Records excerpted from a collection:
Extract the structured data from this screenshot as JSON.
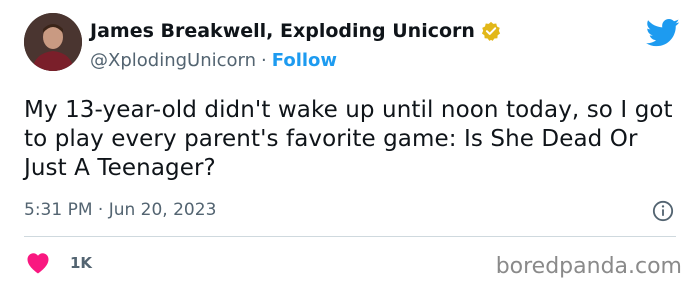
{
  "author": {
    "display_name": "James Breakwell, Exploding Unicorn",
    "handle": "@XplodingUnicorn",
    "separator": "·",
    "follow_label": "Follow",
    "verified_badge_color": "#e2b719"
  },
  "tweet": {
    "text": "My 13-year-old didn't wake up until noon today, so I got to play every parent's favorite game: Is She Dead Or Just A Teenager?",
    "timestamp": "5:31 PM · Jun 20, 2023"
  },
  "engagement": {
    "likes": "1K",
    "heart_color": "#f91880"
  },
  "watermark": "boredpanda.com",
  "colors": {
    "link": "#1d9bf0",
    "muted": "#536471",
    "text": "#0f1419",
    "divider": "#cfd9de"
  },
  "icons": {
    "platform_logo": "twitter-bird-icon",
    "info": "info-icon",
    "like": "heart-icon",
    "verified": "verified-badge-icon"
  }
}
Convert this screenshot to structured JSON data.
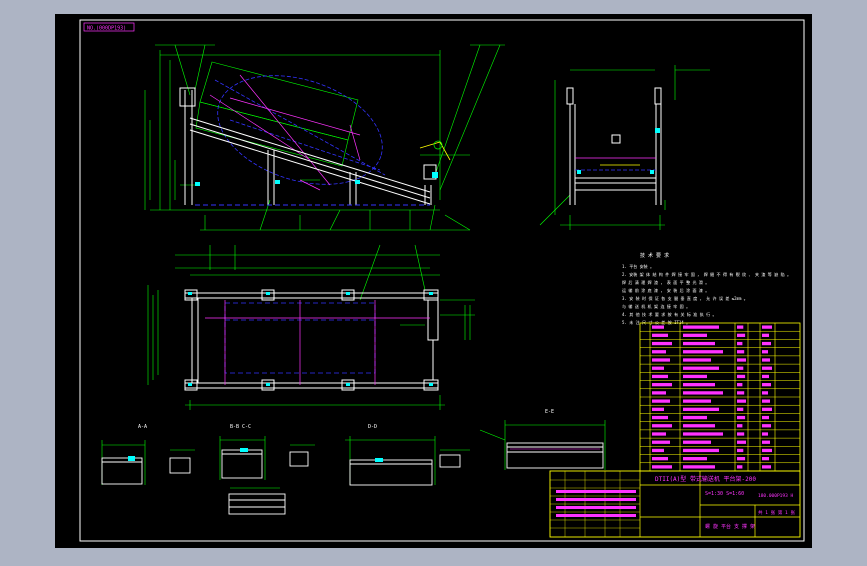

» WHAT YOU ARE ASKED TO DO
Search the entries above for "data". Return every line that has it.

» TASK RESPONSE
Extract the structured data from this screenshot as JSON.
Convert this screenshot to structured JSON data.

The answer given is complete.